To such a frightening world the Queen of Peace came, not to her fellow sovereigns, the kings and queens of this world; not to the professionally religious, the Pope and bishops and their clergy; not to the bold and beautiful, but to three very ordinary children. We might wonder why Our Lady chose them? Put together with her appearances at Guadeloupe and Lourdes, and we might think it was because she was most comfortable with people who were as she was at her own first angelic visitation: young, innocent, rustic. But I think there's more to it than that…

For one thing, shepherds hold a special place in the Bible as foils to violence. The first Shepherd was Abel, the son of Adam and Eve, who found favour with God but not with his own brother Cain, and was killed out of envy. King David the Psalmist was, of course, a shepherd boy when he was chosen and he went on to write our favourite Psalm, "The Lord is my Shepherd"; but his name is forever twinned with that of Goliath because his life was dogged by battles. At many places in the Old Testament kings, priests and prophets are called 'shepherds' and it is from this usage that we have inherited our words 'pastoral' and 'pastor': they were charged to protect all Israel, but especially the weak and innocent, from going astray or being preyed upon. But as the prophets make clear, these shepherds often fail us, and when they do it is little ones who suffer…

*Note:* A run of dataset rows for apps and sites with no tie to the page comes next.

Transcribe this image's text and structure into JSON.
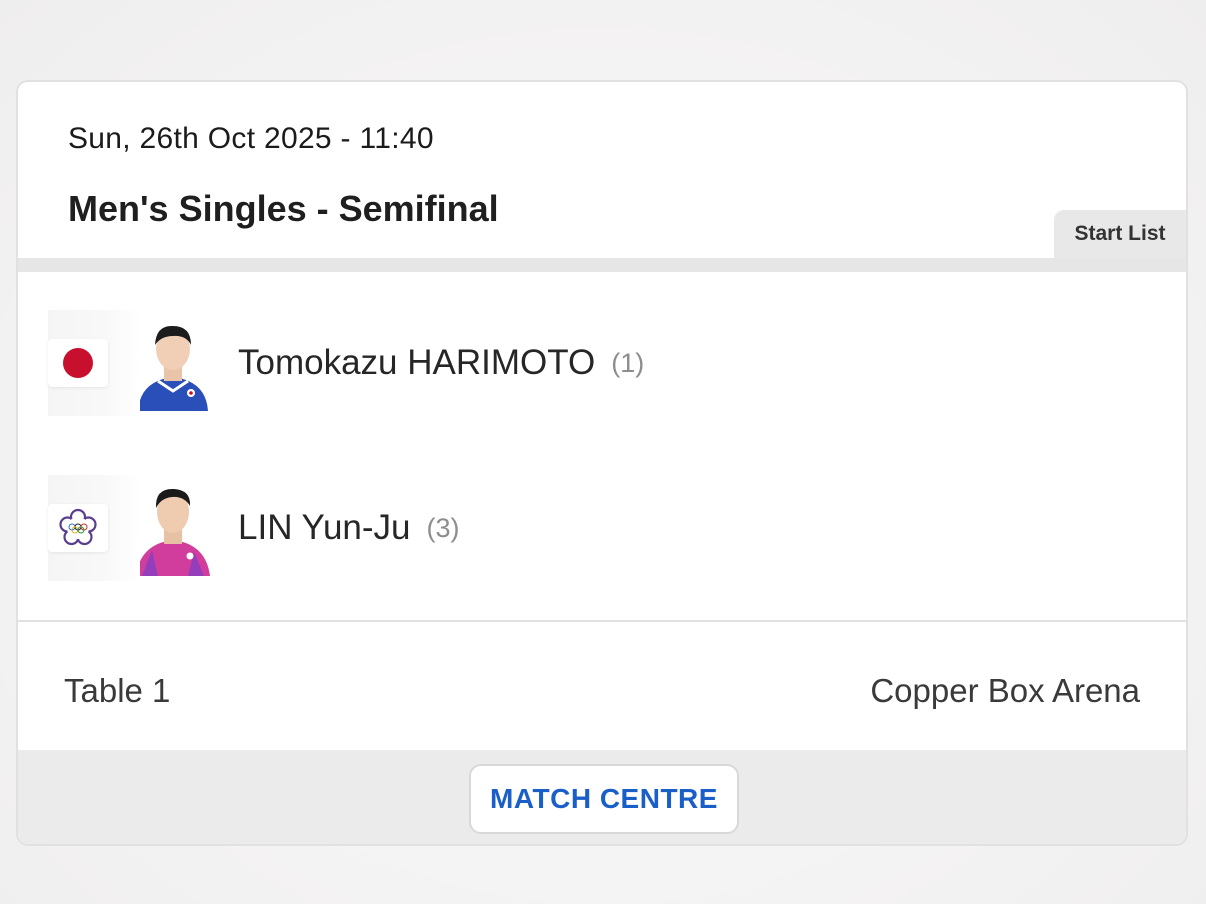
{
  "match": {
    "datetime": "Sun, 26th Oct 2025 - 11:40",
    "event": "Men's Singles - Semifinal",
    "start_list_label": "Start List"
  },
  "players": [
    {
      "name": "Tomokazu HARIMOTO",
      "seed": "(1)",
      "flag_icon": "japan-flag-icon",
      "flag_colors": {
        "field": "#ffffff",
        "disc": "#c8102e"
      },
      "jersey_color": "#2b4fb8"
    },
    {
      "name": "LIN Yun-Ju",
      "seed": "(3)",
      "flag_icon": "chinese-taipei-olympic-flag-icon",
      "flag_colors": {
        "field": "#ffffff",
        "flower": "#5a3f8e"
      },
      "jersey_color": "#d13d9c"
    }
  ],
  "details": {
    "table": "Table 1",
    "venue": "Copper Box Arena"
  },
  "actions": {
    "match_centre_label": "MATCH CENTRE"
  },
  "colors": {
    "accent": "#1a5fc8",
    "card_border": "#e2e1e1",
    "band": "#e7e6e6"
  }
}
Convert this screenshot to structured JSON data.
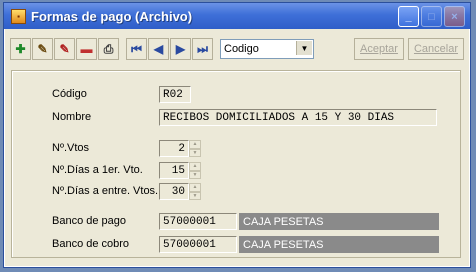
{
  "window": {
    "title": "Formas de pago (Archivo)"
  },
  "toolbar": {
    "icons": [
      "add-icon",
      "edit-icon",
      "edit-alt-icon",
      "delete-icon",
      "print-icon",
      "first-record-icon",
      "prev-record-icon",
      "next-record-icon",
      "last-record-icon"
    ],
    "order_select": "Codigo",
    "accept_label": "Aceptar",
    "cancel_label": "Cancelar"
  },
  "form": {
    "codigo_label": "Código",
    "codigo_value": "R02",
    "nombre_label": "Nombre",
    "nombre_value": "RECIBOS DOMICILIADOS A 15 Y 30 DIAS",
    "nvtos_label": "Nº.Vtos",
    "nvtos_value": "2",
    "dias_primer_label": "Nº.Días a 1er. Vto.",
    "dias_primer_value": "15",
    "dias_entre_label": "Nº.Días a entre. Vtos.",
    "dias_entre_value": "30",
    "banco_pago_label": "Banco de pago",
    "banco_pago_code": "57000001",
    "banco_pago_name": "CAJA PESETAS",
    "banco_cobro_label": "Banco de cobro",
    "banco_cobro_code": "57000001",
    "banco_cobro_name": "CAJA PESETAS"
  }
}
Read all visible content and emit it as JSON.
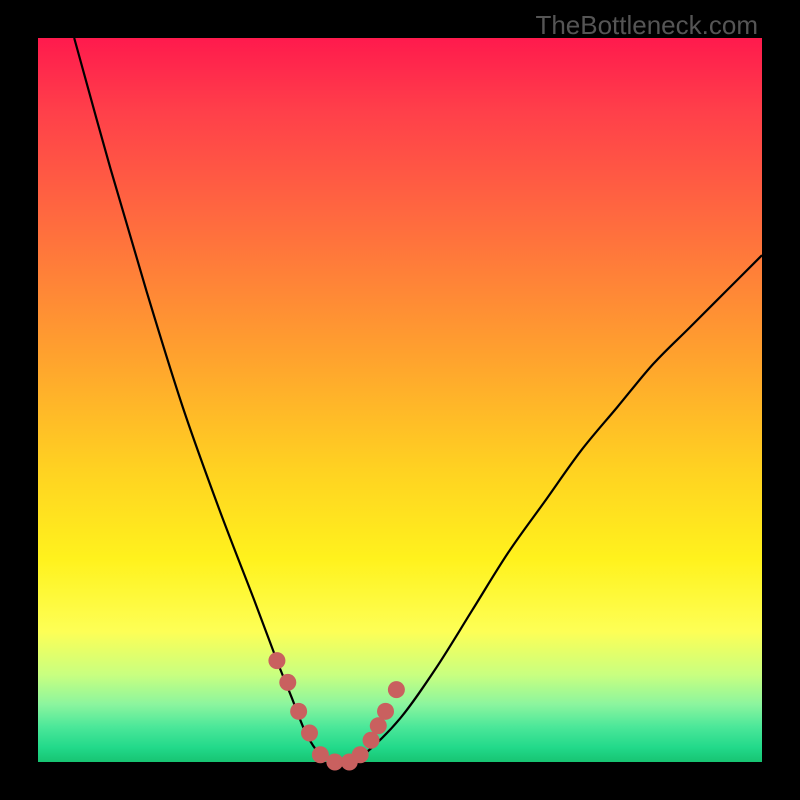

On Christmas night we recall that Angels appeared first to shepherds to deliver the Good News of Jesus' birth (Lk 2:8-20), but we know that at that very time Herod was plotting His assassination. Last Sunday was 'Good Shepherd Sunday', named for the many gospel passages in which Jesus identifies Himself as the Good Shepherd (e.g. Jn ch 10) and instructs His apostles on how they are to be good shepherds themselves. In particular, He warns them of wolves and robbers who endanger the flock and tells them they must keep the sheep safe and nurture them. In choosing to appear to three little shepherd children in the midst of a terrible war, then, Our Lady was identifying herself with the innocent children and declaring loudly that the kings, priests and prophets of this world, the powerbrokers, opinion-makers and all the official shepherds, must repent of the violence in their hearts and become champions of peace.

In fact, the Immaculate Virgin appeared as a direct answer to the calls of Pope Benedict XV, from the very beginning of World War I, for the laying down fratricidal weapons, for an end to the hell of war, and for prayer for peace. Fátima Day is a sort of spiritual Anzac Day and a spiritual Armistice Day. The message on this day 100 years ago was straightforward: pray the Rosary every day for the peace of the world and an end to war. Join your intercession to Mary's. Join your works of reparation to those of the Church Militant and the Church Suffering. Join your aspirations to those of the Beautiful Lady and all the Church Triumphant.

Our Lady of the Rosary of Fátima: pray for us.
Immaculate heart of Mary: pray for us.
St Francisco and St Jacinta: pray for us.

 

INTRODUCTION TO MASS AND PROCESSION
FOR CENTENARY OF THE FIRST APPARITIONS OF OUR LADY OF THE ROSARY OF FÁTIMA
ST. MARY'S CATHEDRAL, SYDNEY

Welcome to St Mary's Cathedral for this centenary celebration of Our Lady of the Rosary of Fátima. A hundred years ago today, on 13 May 1917, three little shepherd children, Lucia, Jacinta and Francisco, saw a 'Beautiful Lady' appear to them, who told them to pray the Rosary every day for peace and to return on the 13th of each month until October in particular of the act of consecration. The rest is history…

Today as we reconsecrate this Archdiocese our nation and our world to the Immaculate Heart of Mary, Queen of Peace and of the Most Holy Rosary, I acknowledge NOT CONFIRMED YET.

To everyone present, a very warm welcome!